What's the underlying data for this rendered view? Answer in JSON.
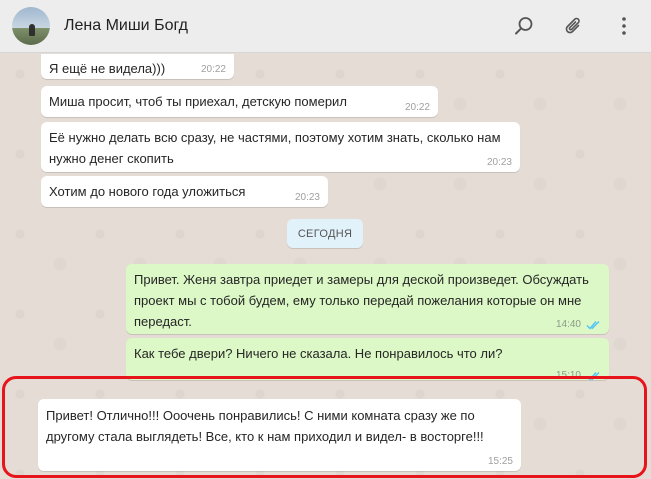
{
  "header": {
    "contact_name": "Лена Миши Богд",
    "icons": [
      "search-icon",
      "paperclip-icon",
      "more-vertical-icon"
    ]
  },
  "messages": [
    {
      "direction": "in",
      "text": "Я ещё не видела)))",
      "time": "20:22"
    },
    {
      "direction": "in",
      "text": "Миша просит, чтоб ты приехал, детскую померил",
      "time": "20:22"
    },
    {
      "direction": "in",
      "text": "Её нужно делать всю сразу, не частями, поэтому хотим знать, сколько нам нужно денег скопить",
      "time": "20:23"
    },
    {
      "direction": "in",
      "text": "Хотим до нового года уложиться",
      "time": "20:23"
    },
    {
      "direction": "out",
      "text": "Привет. Женя завтра приедет и замеры для деской произведет. Обсуждать проект мы с тобой будем, ему только передай пожелания которые он мне передаст.",
      "time": "14:40"
    },
    {
      "direction": "out",
      "text": "Как тебе двери? Ничего не сказала. Не понравилось что ли?",
      "time": "15:10"
    },
    {
      "direction": "in",
      "text": "Привет! Отлично!!! Ооочень понравились! С ними комната сразу же по другому стала выглядеть! Все, кто к нам приходил и видел- в восторге!!!",
      "time": "15:25"
    }
  ],
  "date_separator": "СЕГОДНЯ",
  "colors": {
    "incoming": "#ffffff",
    "outgoing": "#dcf8c6",
    "read_ticks": "#4fc3f7",
    "highlight": "#e8141c"
  }
}
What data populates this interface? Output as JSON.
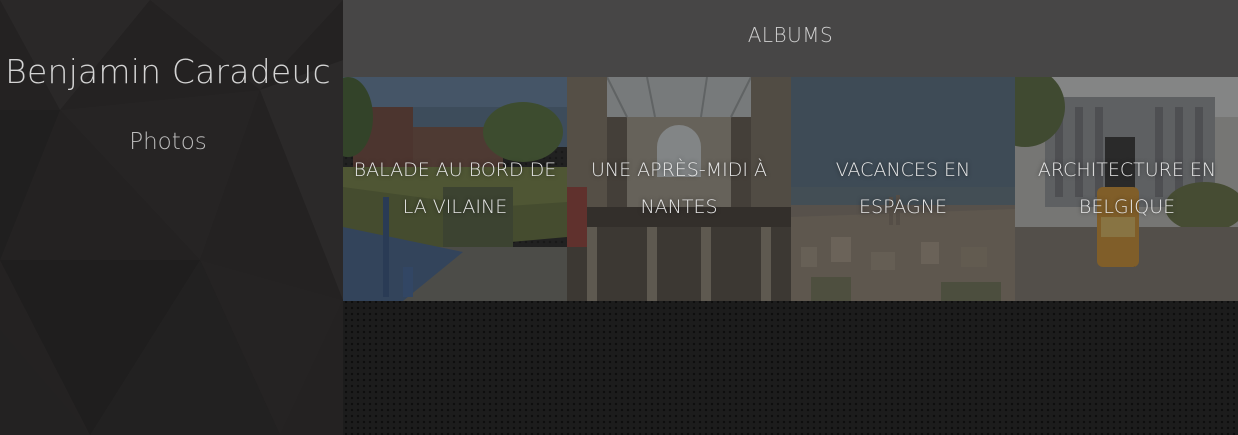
{
  "sidebar": {
    "title": "Benjamin Caradeuc",
    "nav": [
      {
        "label": "Photos"
      }
    ]
  },
  "header": {
    "title": "ALBUMS"
  },
  "albums": [
    {
      "label": "BALADE AU BORD DE LA VILAINE"
    },
    {
      "label": "UNE APRÈS-MIDI À NANTES"
    },
    {
      "label": "VACANCES EN ESPAGNE"
    },
    {
      "label": "ARCHITECTURE EN BELGIQUE"
    }
  ],
  "colors": {
    "sidebar_bg": "#242222",
    "header_bg": "#474646",
    "content_bg": "#1c1c1c",
    "text_light": "#d4d4d4"
  }
}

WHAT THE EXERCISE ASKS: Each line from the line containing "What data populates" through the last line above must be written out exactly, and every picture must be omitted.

SOLUTION FOR THIS EXERCISE:
What data populates this interface? Output as JSON.
{
  "sidebar": {
    "title": "Benjamin Caradeuc",
    "nav": [
      {
        "label": "Photos"
      }
    ]
  },
  "header": {
    "title": "ALBUMS"
  },
  "albums": [
    {
      "label": "BALADE AU BORD DE LA VILAINE"
    },
    {
      "label": "UNE APRÈS-MIDI À NANTES"
    },
    {
      "label": "VACANCES EN ESPAGNE"
    },
    {
      "label": "ARCHITECTURE EN BELGIQUE"
    }
  ],
  "colors": {
    "sidebar_bg": "#242222",
    "header_bg": "#474646",
    "content_bg": "#1c1c1c",
    "text_light": "#d4d4d4"
  }
}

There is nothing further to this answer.